───── Records for this task ─────

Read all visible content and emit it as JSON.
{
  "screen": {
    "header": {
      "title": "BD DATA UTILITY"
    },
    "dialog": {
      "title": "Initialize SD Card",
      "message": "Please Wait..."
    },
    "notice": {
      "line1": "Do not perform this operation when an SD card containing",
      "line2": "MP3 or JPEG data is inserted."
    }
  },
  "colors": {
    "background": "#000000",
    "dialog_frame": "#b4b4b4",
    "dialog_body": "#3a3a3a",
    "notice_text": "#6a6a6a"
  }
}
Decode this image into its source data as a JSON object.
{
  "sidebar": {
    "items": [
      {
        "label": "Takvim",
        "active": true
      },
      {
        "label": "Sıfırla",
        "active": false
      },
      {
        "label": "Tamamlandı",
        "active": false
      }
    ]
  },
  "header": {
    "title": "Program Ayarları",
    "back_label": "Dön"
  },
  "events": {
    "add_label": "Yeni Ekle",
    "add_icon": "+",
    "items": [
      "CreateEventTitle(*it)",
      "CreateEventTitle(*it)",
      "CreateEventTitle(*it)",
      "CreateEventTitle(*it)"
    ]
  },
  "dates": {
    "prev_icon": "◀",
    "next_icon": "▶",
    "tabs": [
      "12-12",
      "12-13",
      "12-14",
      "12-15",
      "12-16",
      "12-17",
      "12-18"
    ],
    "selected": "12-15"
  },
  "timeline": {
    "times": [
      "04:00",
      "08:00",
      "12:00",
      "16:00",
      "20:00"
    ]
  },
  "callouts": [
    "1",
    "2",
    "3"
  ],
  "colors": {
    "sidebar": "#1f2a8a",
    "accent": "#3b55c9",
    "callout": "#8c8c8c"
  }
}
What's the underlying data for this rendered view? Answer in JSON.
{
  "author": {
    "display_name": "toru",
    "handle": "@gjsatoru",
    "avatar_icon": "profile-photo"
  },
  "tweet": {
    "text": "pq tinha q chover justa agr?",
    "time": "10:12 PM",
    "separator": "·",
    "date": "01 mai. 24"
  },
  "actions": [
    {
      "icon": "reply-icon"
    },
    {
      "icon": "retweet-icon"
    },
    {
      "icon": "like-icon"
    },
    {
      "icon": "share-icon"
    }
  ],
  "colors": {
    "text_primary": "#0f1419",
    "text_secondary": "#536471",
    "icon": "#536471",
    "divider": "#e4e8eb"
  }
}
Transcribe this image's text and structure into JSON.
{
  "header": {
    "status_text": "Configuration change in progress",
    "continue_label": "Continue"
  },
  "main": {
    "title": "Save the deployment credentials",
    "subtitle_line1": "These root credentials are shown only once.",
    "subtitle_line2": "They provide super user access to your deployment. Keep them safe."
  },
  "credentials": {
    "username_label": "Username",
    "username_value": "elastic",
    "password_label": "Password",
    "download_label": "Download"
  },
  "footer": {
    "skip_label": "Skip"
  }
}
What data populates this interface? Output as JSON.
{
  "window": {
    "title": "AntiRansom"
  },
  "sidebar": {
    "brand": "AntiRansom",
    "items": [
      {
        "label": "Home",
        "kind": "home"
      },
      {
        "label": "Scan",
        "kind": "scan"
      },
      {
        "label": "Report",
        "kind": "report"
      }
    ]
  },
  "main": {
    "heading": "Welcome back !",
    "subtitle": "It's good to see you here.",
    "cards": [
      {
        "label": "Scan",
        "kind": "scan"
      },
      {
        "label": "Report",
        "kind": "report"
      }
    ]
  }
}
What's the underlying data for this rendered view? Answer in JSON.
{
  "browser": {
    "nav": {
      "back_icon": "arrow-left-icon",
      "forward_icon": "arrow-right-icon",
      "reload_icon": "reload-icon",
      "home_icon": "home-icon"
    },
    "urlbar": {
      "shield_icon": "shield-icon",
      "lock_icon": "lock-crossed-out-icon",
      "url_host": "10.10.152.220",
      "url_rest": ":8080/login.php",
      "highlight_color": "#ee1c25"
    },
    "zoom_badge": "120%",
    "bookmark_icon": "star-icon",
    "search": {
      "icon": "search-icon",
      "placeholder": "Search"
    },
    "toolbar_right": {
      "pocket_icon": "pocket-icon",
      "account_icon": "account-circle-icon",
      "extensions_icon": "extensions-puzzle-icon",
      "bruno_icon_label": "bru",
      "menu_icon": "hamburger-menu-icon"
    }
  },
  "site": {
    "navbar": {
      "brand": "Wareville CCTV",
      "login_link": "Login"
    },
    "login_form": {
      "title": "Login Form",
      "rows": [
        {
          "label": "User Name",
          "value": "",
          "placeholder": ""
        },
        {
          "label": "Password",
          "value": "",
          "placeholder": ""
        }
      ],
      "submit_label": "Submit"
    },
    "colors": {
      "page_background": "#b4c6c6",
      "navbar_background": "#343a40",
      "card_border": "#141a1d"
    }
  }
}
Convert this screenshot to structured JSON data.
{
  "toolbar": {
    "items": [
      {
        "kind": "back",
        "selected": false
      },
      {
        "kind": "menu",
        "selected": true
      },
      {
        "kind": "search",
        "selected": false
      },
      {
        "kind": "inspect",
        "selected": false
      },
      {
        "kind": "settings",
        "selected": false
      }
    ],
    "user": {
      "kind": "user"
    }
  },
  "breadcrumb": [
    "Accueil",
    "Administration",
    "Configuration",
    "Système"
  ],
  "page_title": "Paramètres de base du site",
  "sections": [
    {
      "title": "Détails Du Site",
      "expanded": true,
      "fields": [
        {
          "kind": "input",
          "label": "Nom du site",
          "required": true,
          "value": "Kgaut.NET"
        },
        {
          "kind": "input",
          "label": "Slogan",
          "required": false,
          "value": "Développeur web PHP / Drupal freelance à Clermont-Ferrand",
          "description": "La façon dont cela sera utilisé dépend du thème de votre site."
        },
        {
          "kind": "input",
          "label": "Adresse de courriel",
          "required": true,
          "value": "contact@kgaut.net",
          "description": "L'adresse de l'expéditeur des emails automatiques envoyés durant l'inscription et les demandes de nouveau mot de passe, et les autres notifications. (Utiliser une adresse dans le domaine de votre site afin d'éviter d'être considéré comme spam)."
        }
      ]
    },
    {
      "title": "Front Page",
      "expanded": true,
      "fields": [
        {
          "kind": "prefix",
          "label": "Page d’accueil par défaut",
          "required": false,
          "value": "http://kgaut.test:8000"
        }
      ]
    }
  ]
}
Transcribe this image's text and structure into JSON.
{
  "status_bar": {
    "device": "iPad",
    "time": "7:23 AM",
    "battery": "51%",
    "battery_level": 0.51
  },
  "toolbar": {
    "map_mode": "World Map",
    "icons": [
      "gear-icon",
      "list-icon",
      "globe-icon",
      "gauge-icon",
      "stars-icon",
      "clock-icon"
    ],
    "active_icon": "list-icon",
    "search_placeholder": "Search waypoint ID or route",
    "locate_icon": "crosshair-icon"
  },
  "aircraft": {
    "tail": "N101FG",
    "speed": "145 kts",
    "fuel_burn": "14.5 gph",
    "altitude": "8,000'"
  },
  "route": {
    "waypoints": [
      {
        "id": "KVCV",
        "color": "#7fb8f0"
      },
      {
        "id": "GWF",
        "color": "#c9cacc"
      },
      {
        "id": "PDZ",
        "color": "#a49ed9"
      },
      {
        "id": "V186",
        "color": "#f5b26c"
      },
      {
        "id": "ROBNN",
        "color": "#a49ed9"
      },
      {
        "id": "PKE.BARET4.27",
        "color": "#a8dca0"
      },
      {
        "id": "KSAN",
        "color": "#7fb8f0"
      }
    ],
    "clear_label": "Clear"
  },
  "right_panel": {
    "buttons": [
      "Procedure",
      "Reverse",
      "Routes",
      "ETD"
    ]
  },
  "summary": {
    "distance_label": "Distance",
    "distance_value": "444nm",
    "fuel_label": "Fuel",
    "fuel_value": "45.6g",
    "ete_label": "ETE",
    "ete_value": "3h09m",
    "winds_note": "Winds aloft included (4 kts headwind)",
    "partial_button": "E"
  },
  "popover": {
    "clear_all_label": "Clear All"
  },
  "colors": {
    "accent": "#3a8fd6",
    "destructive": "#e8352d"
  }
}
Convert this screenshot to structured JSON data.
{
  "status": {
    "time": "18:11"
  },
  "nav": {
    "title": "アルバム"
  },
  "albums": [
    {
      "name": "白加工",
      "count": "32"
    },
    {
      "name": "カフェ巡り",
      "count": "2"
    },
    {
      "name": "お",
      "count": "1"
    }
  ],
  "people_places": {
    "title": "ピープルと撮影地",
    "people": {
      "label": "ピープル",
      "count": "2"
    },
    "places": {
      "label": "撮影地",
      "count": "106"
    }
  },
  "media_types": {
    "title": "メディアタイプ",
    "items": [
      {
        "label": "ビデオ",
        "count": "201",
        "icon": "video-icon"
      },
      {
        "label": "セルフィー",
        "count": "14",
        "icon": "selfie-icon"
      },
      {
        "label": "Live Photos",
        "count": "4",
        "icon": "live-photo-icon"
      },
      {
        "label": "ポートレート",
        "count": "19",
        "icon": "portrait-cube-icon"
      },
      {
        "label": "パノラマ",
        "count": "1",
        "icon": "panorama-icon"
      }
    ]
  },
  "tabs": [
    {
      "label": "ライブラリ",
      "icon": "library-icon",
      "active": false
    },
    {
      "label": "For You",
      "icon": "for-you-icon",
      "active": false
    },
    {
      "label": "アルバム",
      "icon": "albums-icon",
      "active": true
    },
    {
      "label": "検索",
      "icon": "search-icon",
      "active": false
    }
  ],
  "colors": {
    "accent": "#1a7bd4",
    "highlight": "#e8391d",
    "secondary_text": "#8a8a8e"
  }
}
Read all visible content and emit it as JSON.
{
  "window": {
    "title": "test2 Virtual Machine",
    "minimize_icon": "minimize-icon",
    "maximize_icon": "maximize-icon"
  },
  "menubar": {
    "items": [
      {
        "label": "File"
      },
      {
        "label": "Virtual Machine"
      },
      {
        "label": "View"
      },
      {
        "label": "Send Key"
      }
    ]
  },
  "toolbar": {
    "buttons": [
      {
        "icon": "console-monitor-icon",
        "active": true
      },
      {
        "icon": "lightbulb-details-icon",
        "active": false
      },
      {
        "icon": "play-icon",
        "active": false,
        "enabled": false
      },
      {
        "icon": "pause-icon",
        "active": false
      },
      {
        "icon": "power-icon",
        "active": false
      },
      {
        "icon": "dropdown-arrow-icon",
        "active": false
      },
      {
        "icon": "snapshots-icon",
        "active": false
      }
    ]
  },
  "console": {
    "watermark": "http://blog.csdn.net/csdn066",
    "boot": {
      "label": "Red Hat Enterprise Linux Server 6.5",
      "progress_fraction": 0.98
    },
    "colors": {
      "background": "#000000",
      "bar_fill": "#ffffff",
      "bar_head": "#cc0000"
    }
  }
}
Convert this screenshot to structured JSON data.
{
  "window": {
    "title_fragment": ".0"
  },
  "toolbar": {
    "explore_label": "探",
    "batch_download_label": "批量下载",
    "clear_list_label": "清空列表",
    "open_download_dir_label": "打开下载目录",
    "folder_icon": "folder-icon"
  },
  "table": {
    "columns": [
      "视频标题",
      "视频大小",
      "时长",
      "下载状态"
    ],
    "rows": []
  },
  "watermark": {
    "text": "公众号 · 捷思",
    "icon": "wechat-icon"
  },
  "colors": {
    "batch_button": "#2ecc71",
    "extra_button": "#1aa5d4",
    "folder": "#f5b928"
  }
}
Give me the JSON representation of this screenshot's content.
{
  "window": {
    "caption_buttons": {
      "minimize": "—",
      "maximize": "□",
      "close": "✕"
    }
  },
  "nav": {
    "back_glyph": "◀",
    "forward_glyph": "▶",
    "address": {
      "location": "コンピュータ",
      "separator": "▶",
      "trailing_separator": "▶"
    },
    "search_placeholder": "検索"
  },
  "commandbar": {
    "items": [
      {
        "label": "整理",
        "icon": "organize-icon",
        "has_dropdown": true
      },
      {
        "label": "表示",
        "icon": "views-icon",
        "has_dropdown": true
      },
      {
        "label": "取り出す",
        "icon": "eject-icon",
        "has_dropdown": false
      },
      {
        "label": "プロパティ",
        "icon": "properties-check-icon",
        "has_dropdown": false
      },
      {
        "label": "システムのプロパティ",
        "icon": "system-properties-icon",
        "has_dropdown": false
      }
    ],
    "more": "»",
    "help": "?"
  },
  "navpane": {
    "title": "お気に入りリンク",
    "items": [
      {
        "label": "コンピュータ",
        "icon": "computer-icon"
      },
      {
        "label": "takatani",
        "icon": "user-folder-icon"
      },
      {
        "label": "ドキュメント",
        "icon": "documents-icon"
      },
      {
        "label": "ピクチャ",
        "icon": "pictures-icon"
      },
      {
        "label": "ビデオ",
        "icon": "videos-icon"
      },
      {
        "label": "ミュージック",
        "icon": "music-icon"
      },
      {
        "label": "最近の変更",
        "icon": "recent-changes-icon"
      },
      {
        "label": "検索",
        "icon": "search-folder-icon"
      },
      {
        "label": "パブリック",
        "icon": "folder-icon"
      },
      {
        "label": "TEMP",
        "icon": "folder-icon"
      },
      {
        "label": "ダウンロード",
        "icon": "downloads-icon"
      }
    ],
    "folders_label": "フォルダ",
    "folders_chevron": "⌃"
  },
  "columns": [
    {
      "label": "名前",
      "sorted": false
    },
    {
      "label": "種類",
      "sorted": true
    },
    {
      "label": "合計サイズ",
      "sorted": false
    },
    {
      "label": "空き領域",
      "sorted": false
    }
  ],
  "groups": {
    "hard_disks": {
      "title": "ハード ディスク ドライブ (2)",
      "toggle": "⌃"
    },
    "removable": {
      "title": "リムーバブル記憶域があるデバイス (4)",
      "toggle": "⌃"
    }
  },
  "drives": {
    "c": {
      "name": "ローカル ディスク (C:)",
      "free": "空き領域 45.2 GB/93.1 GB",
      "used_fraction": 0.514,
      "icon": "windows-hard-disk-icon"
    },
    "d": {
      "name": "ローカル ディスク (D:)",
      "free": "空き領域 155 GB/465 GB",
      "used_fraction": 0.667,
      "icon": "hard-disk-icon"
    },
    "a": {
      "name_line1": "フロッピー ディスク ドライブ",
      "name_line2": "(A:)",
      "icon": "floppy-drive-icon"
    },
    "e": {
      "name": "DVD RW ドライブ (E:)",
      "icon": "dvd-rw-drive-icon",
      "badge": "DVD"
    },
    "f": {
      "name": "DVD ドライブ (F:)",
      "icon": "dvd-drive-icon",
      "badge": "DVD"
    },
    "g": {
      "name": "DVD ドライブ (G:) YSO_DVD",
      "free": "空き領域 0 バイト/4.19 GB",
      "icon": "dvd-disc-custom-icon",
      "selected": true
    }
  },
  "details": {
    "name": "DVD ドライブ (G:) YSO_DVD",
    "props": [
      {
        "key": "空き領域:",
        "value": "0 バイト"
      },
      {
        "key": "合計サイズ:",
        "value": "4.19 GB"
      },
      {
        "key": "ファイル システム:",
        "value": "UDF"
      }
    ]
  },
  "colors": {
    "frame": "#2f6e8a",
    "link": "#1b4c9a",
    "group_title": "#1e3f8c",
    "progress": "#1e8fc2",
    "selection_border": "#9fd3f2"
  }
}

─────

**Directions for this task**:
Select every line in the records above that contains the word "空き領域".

**Result of this task**:
      "label": "空き領域",
      "free": "空き領域 45.2 GB/93.1 GB",
      "free": "空き領域 155 GB/465 GB",
      "free": "空き領域 0 バイト/4.19 GB",
        "key": "空き領域:",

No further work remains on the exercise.